Sam Brownback, the U.S. ambassador-at-large for international religious freedom, is warning some governments are using the Wuhan virus pandemic to crack down even harder on religious minorities.
"You're going to see a number of governments that see an advantage here. Okay we shut down all these religious institutions, we're going to keep them shut down after the COVID crisis passes because we don't like these religious institutions operating freely in the first place," he said.
His comments came on Wednesday, June 10 when the U.S. State Department released its annual International Religious Freedom Report.
One of the countries with the most concerning situation for people of faith is China, where the Communist Party continues clamping down on religion during its response to the pandemic, including its persecution of Uighurs — an ethnic group that's predominantly Muslim.
It is estimated the Chinese government has sent as many as 1.8 million people to internment camps in Xinjiang province since 2017 — largely Muslims and ethnic minorities.
Christian minorities face persecution in a number of other countries as well — such as Pakistan, where Muslims are denying humanitarian aid to Christians, pressuring them to either starve or convert to Islam.

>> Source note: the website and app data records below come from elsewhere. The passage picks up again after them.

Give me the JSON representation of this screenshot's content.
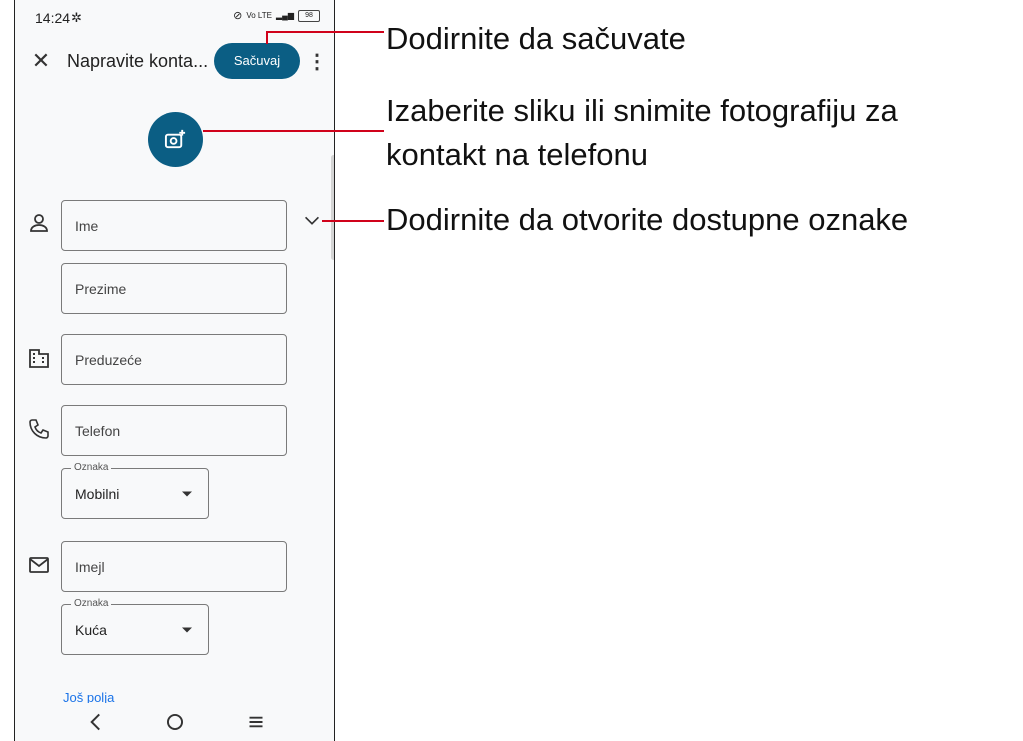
{
  "status_bar": {
    "time": "14:24",
    "battery": "98"
  },
  "app_bar": {
    "title": "Napravite konta...",
    "save_label": "Sačuvaj"
  },
  "form": {
    "first_name_placeholder": "Ime",
    "last_name_placeholder": "Prezime",
    "company_placeholder": "Preduzeće",
    "phone_placeholder": "Telefon",
    "phone_label_legend": "Oznaka",
    "phone_label_value": "Mobilni",
    "email_placeholder": "Imejl",
    "email_label_legend": "Oznaka",
    "email_label_value": "Kuća",
    "more_fields": "Još polja"
  },
  "annotations": {
    "save": "Dodirnite da sačuvate",
    "photo_line1": "Izaberite sliku ili snimite fotografiju za",
    "photo_line2": "kontakt na telefonu",
    "labels": "Dodirnite da otvorite dostupne oznake"
  },
  "colors": {
    "accent": "#0b5e84",
    "annotation_line": "#d0021b",
    "link": "#1a73e8"
  },
  "icons": {
    "gear": "gear-icon",
    "close": "close-icon",
    "more": "more-vert-icon",
    "add_photo": "add-photo-icon",
    "person": "person-icon",
    "company": "business-icon",
    "phone": "phone-icon",
    "email": "mail-icon",
    "expand": "chevron-down-icon"
  }
}
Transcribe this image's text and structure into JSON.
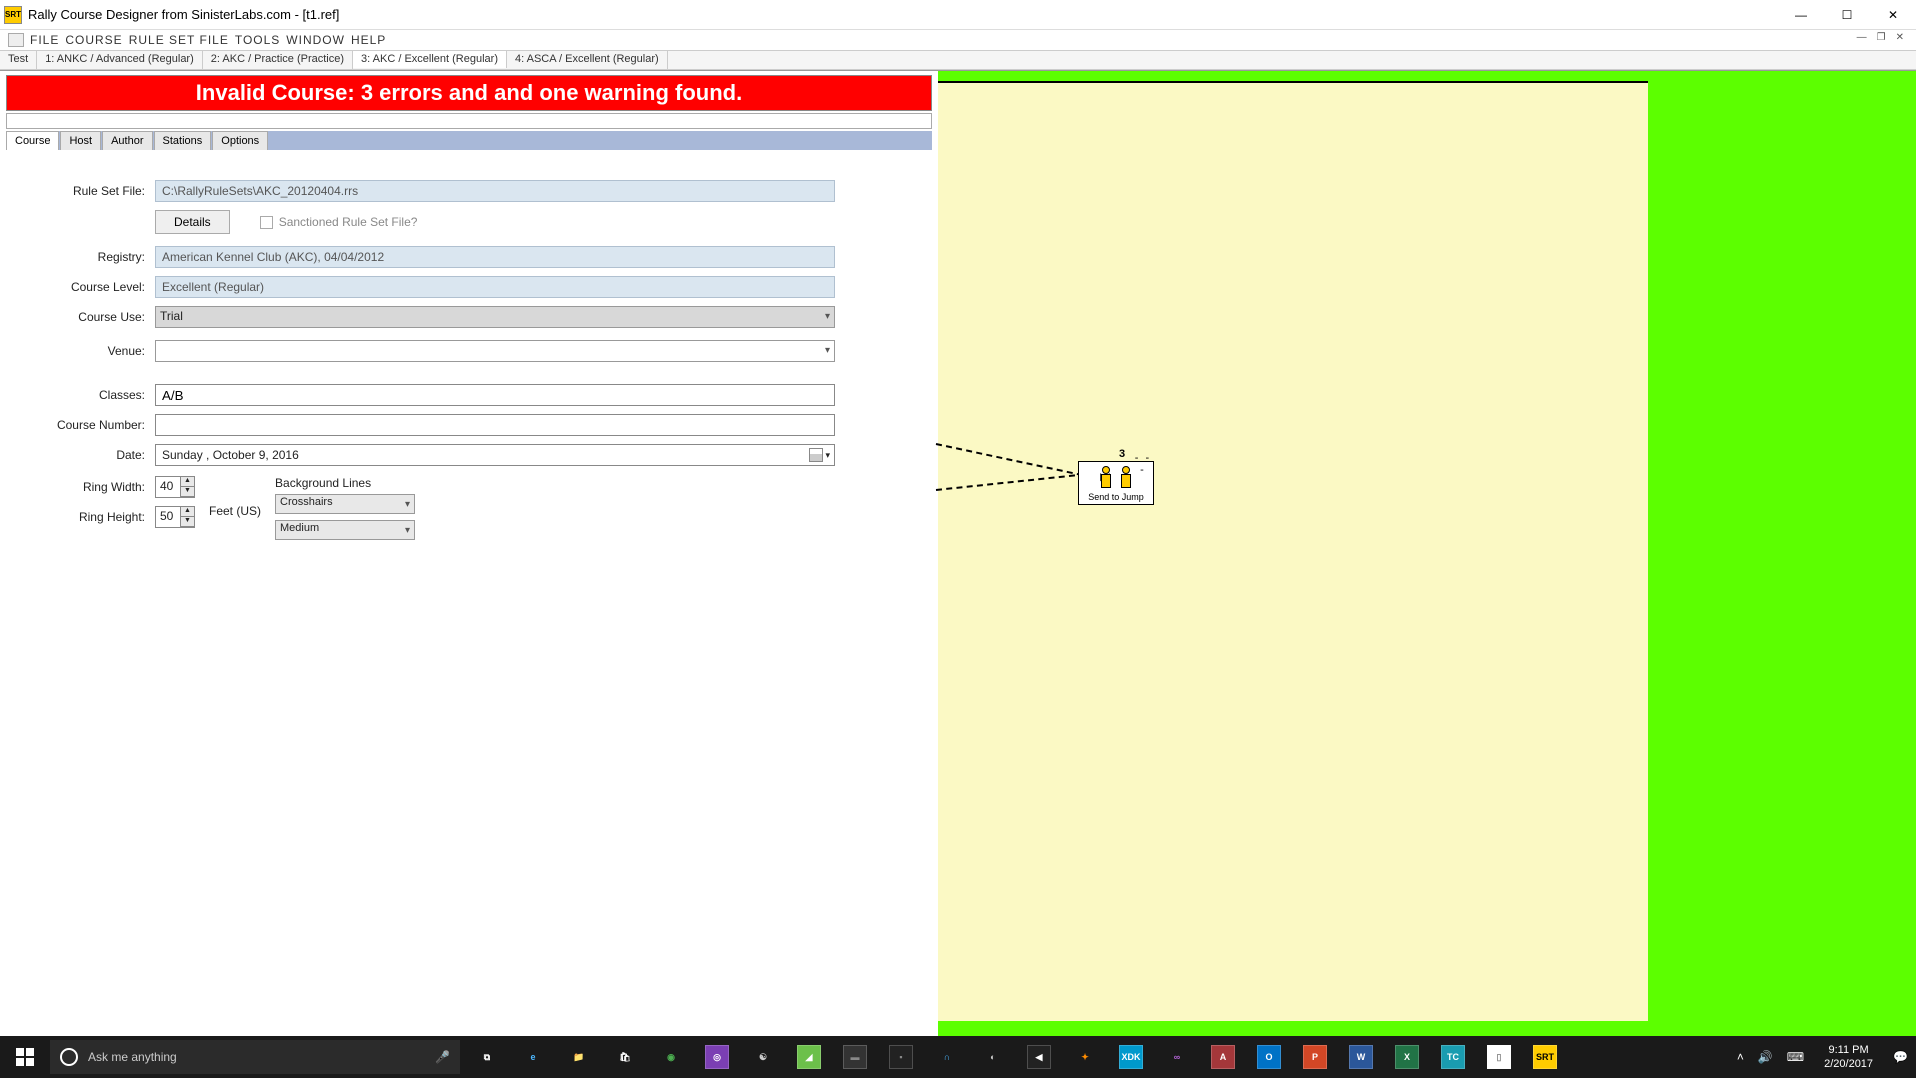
{
  "titlebar": {
    "icon_text": "SRT",
    "title": "Rally Course Designer from SinisterLabs.com - [t1.ref]"
  },
  "menubar": {
    "items": [
      "FILE",
      "COURSE",
      "RULE SET FILE",
      "TOOLS",
      "WINDOW",
      "HELP"
    ]
  },
  "subtabs": {
    "items": [
      {
        "label": "Test"
      },
      {
        "label": "1: ANKC / Advanced (Regular)"
      },
      {
        "label": "2: AKC / Practice (Practice)"
      },
      {
        "label": "3: AKC / Excellent (Regular)",
        "active": true
      },
      {
        "label": "4: ASCA / Excellent (Regular)"
      }
    ]
  },
  "error_banner": "Invalid Course: 3 errors and and one warning found.",
  "inner_tabs": [
    "Course",
    "Host",
    "Author",
    "Stations",
    "Options"
  ],
  "form": {
    "rule_set_file_label": "Rule Set File:",
    "rule_set_file_value": "C:\\RallyRuleSets\\AKC_20120404.rrs",
    "details_btn": "Details",
    "sanctioned_label": "Sanctioned Rule Set File?",
    "registry_label": "Registry:",
    "registry_value": "American Kennel Club (AKC), 04/04/2012",
    "course_level_label": "Course Level:",
    "course_level_value": "Excellent (Regular)",
    "course_use_label": "Course Use:",
    "course_use_value": "Trial",
    "venue_label": "Venue:",
    "venue_value": "",
    "classes_label": "Classes:",
    "classes_value": "A/B",
    "course_number_label": "Course Number:",
    "course_number_value": "",
    "date_label": "Date:",
    "date_value": "Sunday   ,   October     9, 2016",
    "ring_width_label": "Ring Width:",
    "ring_width_value": "40",
    "ring_height_label": "Ring Height:",
    "ring_height_value": "50",
    "unit_label": "Feet (US)",
    "bg_lines_label": "Background Lines",
    "bg_select1": "Crosshairs",
    "bg_select2": "Medium"
  },
  "station": {
    "number": "3",
    "caption": "Send to Jump"
  },
  "taskbar": {
    "search_placeholder": "Ask me anything",
    "time": "9:11 PM",
    "date": "2/20/2017",
    "apps": [
      {
        "name": "task-view",
        "glyph": "⧉",
        "bg": "transparent",
        "fg": "#fff"
      },
      {
        "name": "edge",
        "glyph": "e",
        "bg": "transparent",
        "fg": "#4db8ff"
      },
      {
        "name": "file-explorer",
        "glyph": "📁",
        "bg": "transparent",
        "fg": "#ffcc44"
      },
      {
        "name": "store",
        "glyph": "🛍",
        "bg": "transparent",
        "fg": "#fff"
      },
      {
        "name": "chrome",
        "glyph": "◉",
        "bg": "transparent",
        "fg": "#4caf50"
      },
      {
        "name": "gog",
        "glyph": "◎",
        "bg": "#7b3fb3",
        "fg": "#fff"
      },
      {
        "name": "app7",
        "glyph": "☯",
        "bg": "transparent",
        "fg": "#ccc"
      },
      {
        "name": "app8",
        "glyph": "◢",
        "bg": "#6cc04a",
        "fg": "#fff"
      },
      {
        "name": "cmd",
        "glyph": "▬",
        "bg": "#333",
        "fg": "#888"
      },
      {
        "name": "app10",
        "glyph": "▪",
        "bg": "#222",
        "fg": "#888"
      },
      {
        "name": "app11",
        "glyph": "∩",
        "bg": "transparent",
        "fg": "#4db8ff"
      },
      {
        "name": "app12",
        "glyph": "◐",
        "bg": "transparent",
        "fg": "#ccc"
      },
      {
        "name": "unity",
        "glyph": "◀",
        "bg": "#222",
        "fg": "#fff"
      },
      {
        "name": "blender",
        "glyph": "✦",
        "bg": "transparent",
        "fg": "#ff8c00"
      },
      {
        "name": "xdk",
        "glyph": "XDK",
        "bg": "#0099cc",
        "fg": "#fff"
      },
      {
        "name": "visual-studio",
        "glyph": "∞",
        "bg": "transparent",
        "fg": "#b565d8"
      },
      {
        "name": "access",
        "glyph": "A",
        "bg": "#a4373a",
        "fg": "#fff"
      },
      {
        "name": "outlook",
        "glyph": "O",
        "bg": "#0072c6",
        "fg": "#fff"
      },
      {
        "name": "powerpoint",
        "glyph": "P",
        "bg": "#d24726",
        "fg": "#fff"
      },
      {
        "name": "word",
        "glyph": "W",
        "bg": "#2b579a",
        "fg": "#fff"
      },
      {
        "name": "excel",
        "glyph": "X",
        "bg": "#217346",
        "fg": "#fff"
      },
      {
        "name": "teamcity",
        "glyph": "TC",
        "bg": "#1a9cb0",
        "fg": "#fff"
      },
      {
        "name": "notepad",
        "glyph": "▯",
        "bg": "#fff",
        "fg": "#888"
      },
      {
        "name": "rally-app",
        "glyph": "SRT",
        "bg": "#ffcc00",
        "fg": "#000"
      }
    ]
  }
}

While Catholics in Western countries were robbed of public Mass for several months, the faithful in other parts of the world are risking death to practice the Faith.